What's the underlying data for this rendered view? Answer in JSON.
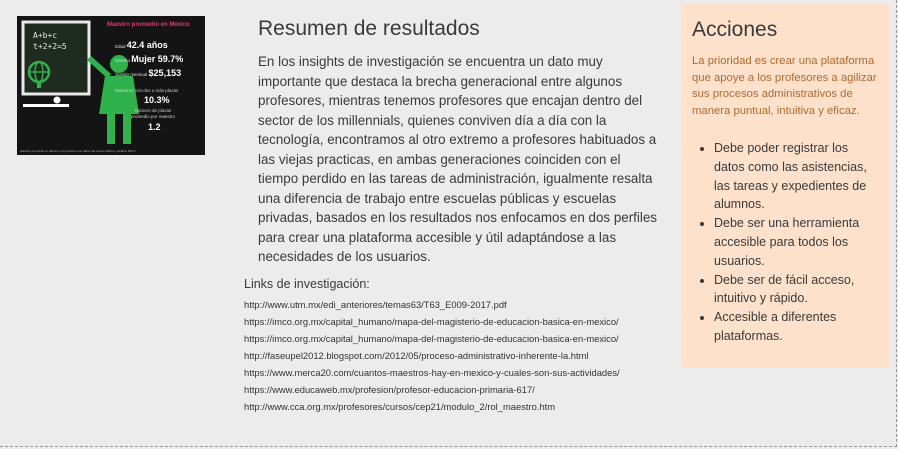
{
  "infographic": {
    "title": "Maestro promedio en México",
    "board_lines": [
      "A+b+c",
      "t+2+2=5"
    ],
    "age_label": "Edad",
    "age_value": "42.4 años",
    "gender_label": "Género",
    "gender_value": "Mujer 59.7%",
    "salary_label": "Sueldo mensual",
    "salary_value": "$25,153",
    "multi_label": "Maestros con dos o más plazas",
    "multi_value": "10.3%",
    "avg_label": "Número de plazas promedio por maestro",
    "avg_value": "1.2",
    "footer": "Maestro promedio en México, por posición con datos del Censo INEGI y análisis IMCO"
  },
  "main": {
    "title": "Resumen de resultados",
    "paragraph": "En los insights de investigación se encuentra un dato muy importante que destaca la brecha generacional entre algunos profesores, mientras tenemos profesores que encajan dentro del sector de los millennials, quienes conviven día a día con la tecnología, encontramos al otro extremo a profesores habituados a las viejas practicas, en ambas generaciones coinciden con el tiempo perdido en las tareas de administración, igualmente resalta una diferencia de trabajo entre escuelas públicas y escuelas privadas, basados en los resultados nos enfocamos en dos perfiles para crear una plataforma accesible y útil adaptándose a las necesidades de los usuarios."
  },
  "links": {
    "title": "Links de investigación:",
    "items": [
      "http://www.utm.mx/edi_anteriores/temas63/T63_E009-2017.pdf",
      "https://imco.org.mx/capital_humano/mapa-del-magisterio-de-educacion-basica-en-mexico/",
      "https://imco.org.mx/capital_humano/mapa-del-magisterio-de-educacion-basica-en-mexico/",
      "http://faseupel2012.blogspot.com/2012/05/proceso-administrativo-inherente-la.html",
      "https://www.merca20.com/cuantos-maestros-hay-en-mexico-y-cuales-son-sus-actividades/",
      "https://www.educaweb.mx/profesion/profesor-educacion-primaria-617/",
      "http://www.cca.org.mx/profesores/cursos/cep21/modulo_2/rol_maestro.htm"
    ]
  },
  "acciones": {
    "title": "Acciones",
    "intro": "La prioridad es crear una plataforma que apoye a los profesores a agilizar sus procesos administrativos de manera puntual, intuitiva y eficaz.",
    "items": [
      "Debe poder registrar los datos como las asistencias, las tareas y expedientes de alumnos.",
      "Debe ser una herramienta accesible para todos los usuarios.",
      "Debe ser de fácil acceso, intuitivo y rápido.",
      "Accesible a diferentes plataformas."
    ]
  },
  "colors": {
    "panel_bg": "#fde1cb",
    "intro_text": "#b16a2c",
    "infographic_accent": "#e8336b",
    "teacher_green": "#2fb24c"
  }
}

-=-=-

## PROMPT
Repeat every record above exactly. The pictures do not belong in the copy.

## EXERCISE RESULT
What's the underlying data for this rendered view? Answer in JSON.
{
  "infographic": {
    "title": "Maestro promedio en México",
    "board_lines": [
      "A+b+c",
      "t+2+2=5"
    ],
    "age_label": "Edad",
    "age_value": "42.4 años",
    "gender_label": "Género",
    "gender_value": "Mujer 59.7%",
    "salary_label": "Sueldo mensual",
    "salary_value": "$25,153",
    "multi_label": "Maestros con dos o más plazas",
    "multi_value": "10.3%",
    "avg_label": "Número de plazas promedio por maestro",
    "avg_value": "1.2",
    "footer": "Maestro promedio en México, por posición con datos del Censo INEGI y análisis IMCO"
  },
  "main": {
    "title": "Resumen de resultados",
    "paragraph": "En los insights de investigación se encuentra un dato muy importante que destaca la brecha generacional entre algunos profesores, mientras tenemos profesores que encajan dentro del sector de los millennials, quienes conviven día a día con la tecnología, encontramos al otro extremo a profesores habituados a las viejas practicas, en ambas generaciones coinciden con el tiempo perdido en las tareas de administración, igualmente resalta una diferencia de trabajo entre escuelas públicas y escuelas privadas, basados en los resultados nos enfocamos en dos perfiles para crear una plataforma accesible y útil adaptándose a las necesidades de los usuarios."
  },
  "links": {
    "title": "Links de investigación:",
    "items": [
      "http://www.utm.mx/edi_anteriores/temas63/T63_E009-2017.pdf",
      "https://imco.org.mx/capital_humano/mapa-del-magisterio-de-educacion-basica-en-mexico/",
      "https://imco.org.mx/capital_humano/mapa-del-magisterio-de-educacion-basica-en-mexico/",
      "http://faseupel2012.blogspot.com/2012/05/proceso-administrativo-inherente-la.html",
      "https://www.merca20.com/cuantos-maestros-hay-en-mexico-y-cuales-son-sus-actividades/",
      "https://www.educaweb.mx/profesion/profesor-educacion-primaria-617/",
      "http://www.cca.org.mx/profesores/cursos/cep21/modulo_2/rol_maestro.htm"
    ]
  },
  "acciones": {
    "title": "Acciones",
    "intro": "La prioridad es crear una plataforma que apoye a los profesores a agilizar sus procesos administrativos de manera puntual, intuitiva y eficaz.",
    "items": [
      "Debe poder registrar los datos como las asistencias, las tareas y expedientes de alumnos.",
      "Debe ser una herramienta accesible para todos los usuarios.",
      "Debe ser de fácil acceso, intuitivo y rápido.",
      "Accesible a diferentes plataformas."
    ]
  },
  "colors": {
    "panel_bg": "#fde1cb",
    "intro_text": "#b16a2c",
    "infographic_accent": "#e8336b",
    "teacher_green": "#2fb24c"
  }
}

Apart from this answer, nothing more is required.